So how about if we both avoid further references to the subject until some new evidence appears?

rms2
06-14-2013, 10:52 AM
I think a great deal of evidence is already in, and it suggests that probably most of the U106 in what is now England arrived with the tribes known collectively as the Anglo-Saxons and, later, the Danish Vikings. I think it is entirely reasonable to generalize like that, but it is not reasonable to tell this or that specific individual that his own y-dna ancestor was an Anglo-Saxon or a Danish Viking, at least not based on a U106+ result alone.

Two Bronze Age skeletons of people who may have been born in Scandinavia, based on oxygen isotope testing of their tooth enamel, does not alter what we know from history and the distribution of y haplogroups.

But I am all for dropping the controversy. I would rather focus on what I am interested in.

If the L21 subforum here wasn't so slow, I would probably never post in threads like this one.

MitchellSince1893
04-01-2017, 08:52 PM
Reading through Chapter 10 of Jean Manco's Ancestral Journeys and came across this section at the end of the chapter

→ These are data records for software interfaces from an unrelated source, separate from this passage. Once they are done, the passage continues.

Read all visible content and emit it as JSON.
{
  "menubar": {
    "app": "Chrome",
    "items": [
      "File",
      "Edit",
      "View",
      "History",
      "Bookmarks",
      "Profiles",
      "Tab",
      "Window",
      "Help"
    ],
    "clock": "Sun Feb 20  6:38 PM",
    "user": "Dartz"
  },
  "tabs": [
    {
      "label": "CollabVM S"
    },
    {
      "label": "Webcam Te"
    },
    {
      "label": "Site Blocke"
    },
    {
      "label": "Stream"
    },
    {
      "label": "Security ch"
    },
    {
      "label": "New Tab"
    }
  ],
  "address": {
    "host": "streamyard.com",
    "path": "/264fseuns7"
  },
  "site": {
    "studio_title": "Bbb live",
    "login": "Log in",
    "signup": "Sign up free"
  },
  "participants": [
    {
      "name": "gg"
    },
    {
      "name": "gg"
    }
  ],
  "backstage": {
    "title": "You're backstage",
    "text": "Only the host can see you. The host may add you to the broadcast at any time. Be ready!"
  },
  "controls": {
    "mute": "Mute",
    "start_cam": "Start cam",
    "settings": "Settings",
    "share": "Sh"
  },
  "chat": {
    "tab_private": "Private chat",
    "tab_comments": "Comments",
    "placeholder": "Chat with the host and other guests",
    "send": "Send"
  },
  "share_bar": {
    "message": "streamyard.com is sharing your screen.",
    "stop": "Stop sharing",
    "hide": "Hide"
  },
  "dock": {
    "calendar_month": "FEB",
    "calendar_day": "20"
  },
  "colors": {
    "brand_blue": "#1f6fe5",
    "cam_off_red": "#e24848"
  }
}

The Isle of Thanet on the southeastern tip of England was probably an early landing site for Copper Age arrivals...Thanet has an outstandingly dense distribution of Bronze Age burials. Overlooking Pegwell Bay, an number of round barrows stand on the highest point of coastline where they could be seen from out at sea. The location was probably chosen to ensure that key figures among Copper Age arrivals would not be forgotten. As often found elsewhere, later burials cluster close to one off these barrows. This later cemetery was used from the Late Bronze Age through Middle Iron Age. Isotopic analysis revealed where these people came from. Of the 22 skeletons tested, eight were local, seven were from Scandinavia, and five from southwest Iberia. Interestingly the earliest phase was the most mixed: local, Norse and Iberian.
Late Bronze Age-1300 to 700 BC. Middle Iron Age 400 to 100 BC.

I figured this had been discussed at anthrogenica.com and found this old thread.

Appears this cemetery with over 1/3rd samples from Scandinavia and almost a quarter from Iberia was written off as an oddity, and not typical. Will be interesting to see if the new Bell Beaker changes this view in any way.

rms2
04-01-2017, 09:17 PM
Of course, that's after the Bell Beaker period, so I'm not sure how much impact the big paper we're waiting will on have on understanding those Thanet burials, unless some of the British Bell Beaker people turn out to be U106 or have some connection to Scandinavia, which I think is doubtful. But who knows? Sometimes I wonder if we ever will.